3 DECEMBER 1937, Page 36

IRISH SHORT STORIES WHAT was it, I wondered, that gave

one a sense of immediate confidence on reading the first paragraph of the first story of Mr. O'Faolain's ? It was the same confideice one felt when one first opened Dubliners—the boy in the dark street looking up at the window of his dying—perhaps dead—friend, Father Flynn, and murmuring to himself the word. "paralysis." " It had always sounded strangely in my ears, like the word gnomon in the Euclid and the word simony' in the Catechism. But now it sounded to me like the name of some maleficent and sinful being." One was caught up into. a complete and individual world of experience : the. writer's whole future is in the paragraph, the priest in Portrait of an-Artist preaching hell-fire, Dedalus in the brothel quarter, Anna-Livia Plurabelk.

So, too, with the simplest possible means Mr. O'Faolain establishes his future :

" That's a lonely place ! " said the priest suddenly. He was rubbing the carriage7window with his little finger. He pointed with the stem of his 'pipe through the window, and the flutter of snow and the blown steam of the engine, at the mountainy farm to his right. He might have been talking to himself, for he did not stir his head or remove his elbow from its rest. He was a skeleton of a man, and the veins of his temples bulged out like nerves. Peering I could barely see, below the pine-forest of " The Depart- ment," through the fog of the storm, a lone chapel and a farmhouse, now a tangle of black and white. Although it was the middle of the day a light shone-yellow in a byre. Then the buildings swivelled and were left behind. The land was blinding.

The secret, I think, is simultaneity. The short story has not time to take our imaginations by anything but rape ; it cannot begin like a novel of Scott or Hardy : " It was on a moonless night in the autumn of the year s8— that a lonely traveller was observed. . . ." In this opening paragraph of his first story of Mr. O'Faoliin establishes simultaneously (not one thing at a time as Mr. O'Flaherty would) the inner and the outer scene —the railway carriage, a whole landscape through the steamy pane, the observer and his thought—" a lonely place." It's not easy to compress all that into a few lines-=to keep all your balls in the air at once.
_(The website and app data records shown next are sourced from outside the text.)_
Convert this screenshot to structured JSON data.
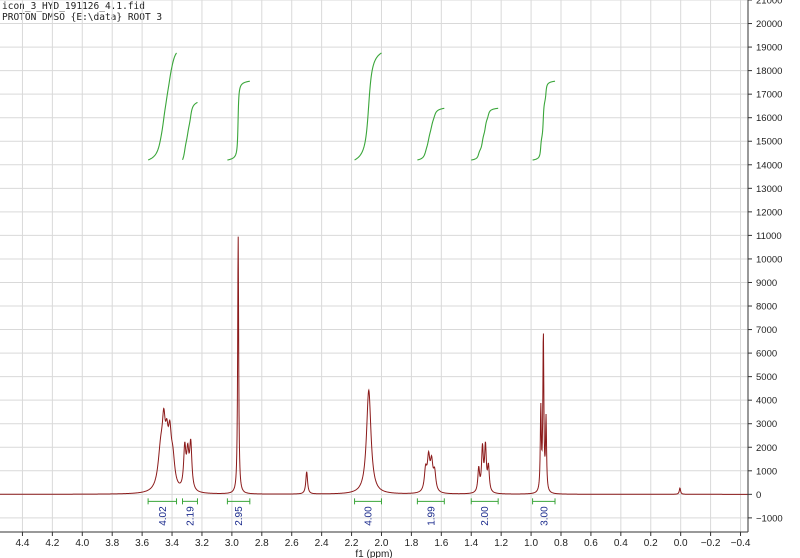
{
  "header": {
    "line1": "icon_3_HYD_191126_4.1.fid",
    "line2": "PROTON DMSO {E:\\data} ROOT 3"
  },
  "colors": {
    "spectrum": "#8b1a1a",
    "integral": "#3aa63a",
    "integral_label": "#1a2a8c",
    "grid": "#d9d9d9",
    "axis": "#333333"
  },
  "chart_data": {
    "type": "line",
    "title": "",
    "xlabel": "f1 (ppm)",
    "ylabel": "",
    "xlim": [
      4.55,
      -0.45
    ],
    "ylim": [
      -1600,
      21000
    ],
    "x_reversed": true,
    "grid": true,
    "x_ticks": [
      4.4,
      4.2,
      4.0,
      3.8,
      3.6,
      3.4,
      3.2,
      3.0,
      2.8,
      2.6,
      2.4,
      2.2,
      2.0,
      1.8,
      1.6,
      1.4,
      1.2,
      1.0,
      0.8,
      0.6,
      0.4,
      0.2,
      0.0,
      -0.2,
      -0.4
    ],
    "x_tick_labels": [
      "4.4",
      "4.2",
      "4.0",
      "3.8",
      "3.6",
      "3.4",
      "3.2",
      "3.0",
      "2.8",
      "2.6",
      "2.4",
      "2.2",
      "2.0",
      "1.8",
      "1.6",
      "1.4",
      "1.2",
      "1.0",
      "0.8",
      "0.6",
      "0.4",
      "0.2",
      "0.0",
      "−0.2",
      "−0.4"
    ],
    "y_ticks": [
      -1000,
      0,
      1000,
      2000,
      3000,
      4000,
      5000,
      6000,
      7000,
      8000,
      9000,
      10000,
      11000,
      12000,
      13000,
      14000,
      15000,
      16000,
      17000,
      18000,
      19000,
      20000,
      21000
    ],
    "y_tick_labels": [
      "−1000",
      "0",
      "1000",
      "2000",
      "3000",
      "4000",
      "5000",
      "6000",
      "7000",
      "8000",
      "9000",
      "10000",
      "11000",
      "12000",
      "13000",
      "14000",
      "15000",
      "16000",
      "17000",
      "18000",
      "19000",
      "20000",
      "21000"
    ],
    "peaks": [
      {
        "x": 3.475,
        "y": 1700,
        "w": 0.022
      },
      {
        "x": 3.455,
        "y": 2050,
        "w": 0.012
      },
      {
        "x": 3.435,
        "y": 1600,
        "w": 0.012
      },
      {
        "x": 3.415,
        "y": 1850,
        "w": 0.012
      },
      {
        "x": 3.395,
        "y": 1200,
        "w": 0.016
      },
      {
        "x": 3.315,
        "y": 1750,
        "w": 0.009
      },
      {
        "x": 3.295,
        "y": 1450,
        "w": 0.009
      },
      {
        "x": 3.275,
        "y": 1950,
        "w": 0.009
      },
      {
        "x": 2.958,
        "y": 11000,
        "w": 0.004
      },
      {
        "x": 2.5,
        "y": 950,
        "w": 0.007
      },
      {
        "x": 2.085,
        "y": 4420,
        "w": 0.018
      },
      {
        "x": 1.705,
        "y": 900,
        "w": 0.01
      },
      {
        "x": 1.685,
        "y": 1350,
        "w": 0.01
      },
      {
        "x": 1.665,
        "y": 1150,
        "w": 0.01
      },
      {
        "x": 1.645,
        "y": 800,
        "w": 0.01
      },
      {
        "x": 1.35,
        "y": 1000,
        "w": 0.007
      },
      {
        "x": 1.325,
        "y": 1850,
        "w": 0.007
      },
      {
        "x": 1.305,
        "y": 1900,
        "w": 0.007
      },
      {
        "x": 1.285,
        "y": 1050,
        "w": 0.007
      },
      {
        "x": 0.935,
        "y": 3500,
        "w": 0.004
      },
      {
        "x": 0.918,
        "y": 6700,
        "w": 0.004
      },
      {
        "x": 0.9,
        "y": 3050,
        "w": 0.004
      },
      {
        "x": 0.005,
        "y": 270,
        "w": 0.005
      }
    ],
    "integrals": [
      {
        "from": 3.56,
        "to": 3.37,
        "value": "4.02",
        "curve_start": 14200,
        "curve_end": 18750
      },
      {
        "from": 3.33,
        "to": 3.23,
        "value": "2.19",
        "curve_start": 14200,
        "curve_end": 16650
      },
      {
        "from": 3.03,
        "to": 2.88,
        "value": "2.95",
        "curve_start": 14200,
        "curve_end": 17550
      },
      {
        "from": 2.18,
        "to": 2.0,
        "value": "4.00",
        "curve_start": 14200,
        "curve_end": 18750
      },
      {
        "from": 1.76,
        "to": 1.58,
        "value": "1.99",
        "curve_start": 14200,
        "curve_end": 16400
      },
      {
        "from": 1.4,
        "to": 1.22,
        "value": "2.00",
        "curve_start": 14200,
        "curve_end": 16400
      },
      {
        "from": 0.99,
        "to": 0.84,
        "value": "3.00",
        "curve_start": 14200,
        "curve_end": 17550
      }
    ]
  }
}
There's nothing that follows—the bitter priest silenced by his superiors describing to his' chance companions the broken moral unity of the Irish countryside— that hasn't been shadowed in that paragraph.
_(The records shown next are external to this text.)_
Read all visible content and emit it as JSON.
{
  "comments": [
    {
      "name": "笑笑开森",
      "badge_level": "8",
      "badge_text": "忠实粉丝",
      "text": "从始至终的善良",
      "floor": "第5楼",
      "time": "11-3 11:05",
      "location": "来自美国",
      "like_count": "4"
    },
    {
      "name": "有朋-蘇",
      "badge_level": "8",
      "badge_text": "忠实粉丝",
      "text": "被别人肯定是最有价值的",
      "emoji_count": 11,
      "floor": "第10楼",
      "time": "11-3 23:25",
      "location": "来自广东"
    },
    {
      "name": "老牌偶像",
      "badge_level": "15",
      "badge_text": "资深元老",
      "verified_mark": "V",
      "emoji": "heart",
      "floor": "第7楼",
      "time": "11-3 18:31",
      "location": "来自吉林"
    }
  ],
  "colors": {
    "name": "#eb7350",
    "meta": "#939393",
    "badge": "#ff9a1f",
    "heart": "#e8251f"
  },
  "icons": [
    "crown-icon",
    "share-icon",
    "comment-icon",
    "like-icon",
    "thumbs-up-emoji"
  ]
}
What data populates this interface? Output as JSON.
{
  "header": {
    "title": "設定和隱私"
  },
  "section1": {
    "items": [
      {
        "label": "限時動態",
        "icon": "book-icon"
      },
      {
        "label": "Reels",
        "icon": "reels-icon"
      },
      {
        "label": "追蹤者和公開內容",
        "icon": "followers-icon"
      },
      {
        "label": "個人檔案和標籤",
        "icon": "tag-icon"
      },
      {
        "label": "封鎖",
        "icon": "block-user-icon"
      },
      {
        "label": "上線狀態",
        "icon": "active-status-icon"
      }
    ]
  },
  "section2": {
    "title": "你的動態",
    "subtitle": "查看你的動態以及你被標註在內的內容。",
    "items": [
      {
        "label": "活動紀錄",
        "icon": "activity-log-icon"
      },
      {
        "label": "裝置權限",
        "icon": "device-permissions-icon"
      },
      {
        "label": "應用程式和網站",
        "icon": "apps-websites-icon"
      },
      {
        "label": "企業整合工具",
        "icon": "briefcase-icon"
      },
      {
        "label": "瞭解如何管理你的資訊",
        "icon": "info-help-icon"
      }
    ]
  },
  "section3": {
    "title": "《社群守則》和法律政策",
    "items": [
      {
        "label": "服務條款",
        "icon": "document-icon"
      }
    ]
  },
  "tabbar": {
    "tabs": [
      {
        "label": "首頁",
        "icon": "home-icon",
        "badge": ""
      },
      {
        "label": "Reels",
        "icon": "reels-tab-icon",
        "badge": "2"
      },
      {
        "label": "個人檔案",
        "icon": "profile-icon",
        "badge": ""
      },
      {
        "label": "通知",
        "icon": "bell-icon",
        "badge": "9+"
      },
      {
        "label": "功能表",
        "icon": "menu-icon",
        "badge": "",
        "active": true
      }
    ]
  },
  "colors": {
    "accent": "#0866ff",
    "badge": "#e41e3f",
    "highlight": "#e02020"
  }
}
There are a few unsuccessful stories in this book—" A Born Genius," which sprawls untidily, more novel than short story ; " There's a Birdie in the Cage " which contains too much plot for so short a tale—but " A Broken World," " The Old Master," " Sinners," " Admiring the Scenery," all have the same superb grasp, the fist closed simultaneously on the par- ticular character; hii environment and the general moral back- ground of the human mind failing always to live, up to its own beliefs. The old boasting Cork librarian with is talk "of Art and Civilisation flinches from the public opinion he has affected to despise when the priest and the young Puritan firebrands ban the Russian ballet : the old priest in the confessional, irritated by the girl who calls him father instead of canon, exasperated by her innocent stupidity, fails in compassion.

And one salutes, too, in these stories an immense creative humour, as broad in speech as Joyce's gloom.

Mr. O'Flaherty's talent is shallower, sourer, less mature. He has a craving for violent action—a sniper unconsciously shooting down his own brother across the street, a cultured and refined woman beating her drunken husband—and when he gives

way to it he is invariably sentimental and occasionally—to my mind—pornographic. Pornography is only a form of senti- mentality, and there is really nothing aesthetically to choose between his luscious account of a woman in bed in " The Sinner " and such rhapsodies about nature as this : " The shining star was pouring down upon the dewy earth myriads of beams that rippled like the laughter of a happy God." Some of his animal stories are admirable—like Lawrence, another violent, sentimental and immature writer, he persuades us that he is following with uncanny divination the obscure and irrational source of animal action (it's sleight of hand, of course). Perha'ps a diizen of the stories will lodge in the memory, but his talent is more local and temporal than Mr. O'Faolain's : it 'is bounded by the ambush and the traditional

grudge. And that grudge is social and economic—it changes with political conditions—it isn't the permanent and universal grudge the human mind bears itself for its own failure set

against its own image of perfection. GRAHAM GREENE.